There will be more detail added to the face/head. Once I finish the rest of the coat, I will revisit the head, add the "white" around the mouth and add the whiskers. More texture and depth in the face and some warmer colors will help the cheetah stand out from the background.

Friday, July 12, 2013

African Big Cat Trio

I have started on the Big Cat Trio. Each painting is 21" X 16". Below you can see my raw sienna/burnt sienna turpentine underpaintings for each piece. I'm not sure which cat I'll paint first.

Wednesday, July 10, 2013


                        Outgunned                       34" X 78"        Original Oil

As promised earlier, here is the completed SCI Foundation 2014 Conservation Artist of the Year painting. Yesterday I went over to my printer’s in Coeur d’Alene, Idaho and picked up the painting after scanning.

Scanning is a tricky business. For a piece this large, especially so. On my printer’s machine, the painting is placed face-up on the scanning bed. The scanning unit which is attached to an arm over the painting (not touching it), moves back and forth capturing all the detail. Since the scanning bed is 36" x 48", two scans were made which were then spliced together.

Yesterday was my chance to review the scan and the scanning master made changes accordingly. My goal is to match the painting and make sure the giclee prints capture the colors and details I painted. By moving back and forth between the scan on the monitor and the painting, we made several slight adjustments to hue and contrast and added a little gamma correction. With that accomplished, proofs will be printed for me to review. I have set aside a day next week to spend at the printer’s to review the first proof, make changes, print another proof, make changes, etc. There have been times when it has taken a dozen proofs to arrive at the perfect result.

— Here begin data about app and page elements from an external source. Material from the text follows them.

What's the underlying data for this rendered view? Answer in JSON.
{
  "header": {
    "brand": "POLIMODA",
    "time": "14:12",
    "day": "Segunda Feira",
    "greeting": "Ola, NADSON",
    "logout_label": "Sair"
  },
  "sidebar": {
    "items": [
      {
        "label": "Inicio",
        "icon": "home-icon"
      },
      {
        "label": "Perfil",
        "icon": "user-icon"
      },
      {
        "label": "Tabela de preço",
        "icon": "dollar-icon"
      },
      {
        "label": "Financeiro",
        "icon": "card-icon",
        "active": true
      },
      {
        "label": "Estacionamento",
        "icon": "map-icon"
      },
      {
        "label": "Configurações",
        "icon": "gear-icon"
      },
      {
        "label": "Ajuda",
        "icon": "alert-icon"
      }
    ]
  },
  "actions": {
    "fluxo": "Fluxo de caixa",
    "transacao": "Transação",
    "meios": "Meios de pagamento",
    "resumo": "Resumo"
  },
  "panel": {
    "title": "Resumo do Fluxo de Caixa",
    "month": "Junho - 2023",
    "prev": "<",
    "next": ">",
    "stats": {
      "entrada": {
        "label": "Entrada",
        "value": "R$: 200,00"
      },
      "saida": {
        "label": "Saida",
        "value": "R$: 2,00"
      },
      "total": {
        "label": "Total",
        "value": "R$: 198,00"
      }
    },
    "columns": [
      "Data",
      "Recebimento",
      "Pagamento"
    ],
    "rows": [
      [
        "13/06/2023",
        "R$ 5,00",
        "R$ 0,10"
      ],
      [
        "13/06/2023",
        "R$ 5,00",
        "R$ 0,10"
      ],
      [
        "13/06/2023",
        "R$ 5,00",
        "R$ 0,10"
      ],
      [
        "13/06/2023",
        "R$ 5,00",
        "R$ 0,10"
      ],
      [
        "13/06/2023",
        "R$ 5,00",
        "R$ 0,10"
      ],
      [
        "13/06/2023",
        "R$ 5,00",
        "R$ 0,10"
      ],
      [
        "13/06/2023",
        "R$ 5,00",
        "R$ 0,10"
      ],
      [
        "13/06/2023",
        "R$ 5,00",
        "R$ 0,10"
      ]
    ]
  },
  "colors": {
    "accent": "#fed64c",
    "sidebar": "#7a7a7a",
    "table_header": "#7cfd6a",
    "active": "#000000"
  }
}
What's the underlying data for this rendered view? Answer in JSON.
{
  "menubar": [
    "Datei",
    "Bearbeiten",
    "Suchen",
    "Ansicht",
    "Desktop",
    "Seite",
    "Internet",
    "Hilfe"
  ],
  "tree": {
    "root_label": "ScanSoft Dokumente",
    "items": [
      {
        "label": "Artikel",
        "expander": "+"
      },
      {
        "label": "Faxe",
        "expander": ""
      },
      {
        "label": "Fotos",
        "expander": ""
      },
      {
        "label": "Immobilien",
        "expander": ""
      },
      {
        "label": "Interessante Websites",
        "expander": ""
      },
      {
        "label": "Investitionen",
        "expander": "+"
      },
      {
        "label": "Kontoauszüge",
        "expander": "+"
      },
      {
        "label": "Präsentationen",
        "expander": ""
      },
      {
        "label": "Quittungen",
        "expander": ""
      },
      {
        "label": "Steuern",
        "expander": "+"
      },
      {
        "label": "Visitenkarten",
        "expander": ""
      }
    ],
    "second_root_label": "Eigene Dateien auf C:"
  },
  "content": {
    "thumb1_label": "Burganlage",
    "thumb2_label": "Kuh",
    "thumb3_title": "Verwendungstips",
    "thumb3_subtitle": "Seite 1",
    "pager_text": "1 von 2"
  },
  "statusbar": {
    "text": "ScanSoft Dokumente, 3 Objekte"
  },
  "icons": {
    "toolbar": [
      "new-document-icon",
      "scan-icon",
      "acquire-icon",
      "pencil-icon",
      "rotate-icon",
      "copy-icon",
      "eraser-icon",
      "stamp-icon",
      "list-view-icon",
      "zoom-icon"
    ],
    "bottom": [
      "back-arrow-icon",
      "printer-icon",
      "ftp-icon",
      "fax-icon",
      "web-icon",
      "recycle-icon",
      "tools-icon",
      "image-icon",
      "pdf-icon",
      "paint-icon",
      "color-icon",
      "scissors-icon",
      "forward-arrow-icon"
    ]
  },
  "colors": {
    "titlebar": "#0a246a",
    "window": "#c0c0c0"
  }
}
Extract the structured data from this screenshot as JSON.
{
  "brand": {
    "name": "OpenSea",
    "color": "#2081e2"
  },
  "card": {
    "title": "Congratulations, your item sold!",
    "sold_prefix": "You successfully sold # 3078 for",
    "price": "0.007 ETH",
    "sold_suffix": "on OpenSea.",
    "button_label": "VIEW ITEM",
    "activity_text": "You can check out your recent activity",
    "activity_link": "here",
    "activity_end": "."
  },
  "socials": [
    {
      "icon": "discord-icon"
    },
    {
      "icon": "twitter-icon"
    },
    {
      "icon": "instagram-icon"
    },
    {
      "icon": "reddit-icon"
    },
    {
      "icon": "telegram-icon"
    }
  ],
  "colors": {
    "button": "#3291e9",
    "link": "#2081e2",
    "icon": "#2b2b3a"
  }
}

As a painter I want an accurate representation of my work and, fortunately, the printer agrees.

Later this week I start posting my next project, a big cat trio.

Monday, July 8, 2013

The Postcard Program

The juried Birds in Art show at the Leigh Yawkey Woodson Museum is quite an event. Painters, sculptors and carvers from around the world have had their work chosen for this prestigious exhibition.

The Museum added a fun event several years ago. The Postcard Program. Artists in the show are invited to sketch or paint a 4" X 6" “postcard” to be sold the Friday evening of Opening weekend. Attendees wishing to purchase one stand in line, make their selection and if they wish to get a second one, they must go to the back of the line.

And, the fun part? Each one sells for $50 and the artist is anonymous! Yes, we sign our name on the back, which is not revealed until the postcard is selected.

The money raised goes to support the Leigh Yawkey Woodson Art Museum and can be used to purchase work for their extensive permanent collection.

Why no recent posted paintings on my blog? I have been working on and have now finished two “postcards” and I am very happy with them. BUT, I can’t show them to you. They need to remain anonymous until after the opening weekend September 6th - 8th.

I am starting a painting trio and will start posting them in several days.

Monday, July 1, 2013

Artists for Conservation

Today I am Artist of the Day with Artists for Conservation. If you haven't visited this web site recently, check out

Their mission:
The Artists for Conservation Foundation (AFC) is a non-profit, international organization dedicated to the celebration and preservation of the natural world. Based in Vancouver, Canada, the Foundation represents the world's leading collective of artists focused on nature and wildlife, with a membership spanning five continents and twenty-seven countries. The organization's mission is to support wildlife and habitat conservation, biodiversity, sustainability and environmental education through art that celebrates our natural heritage.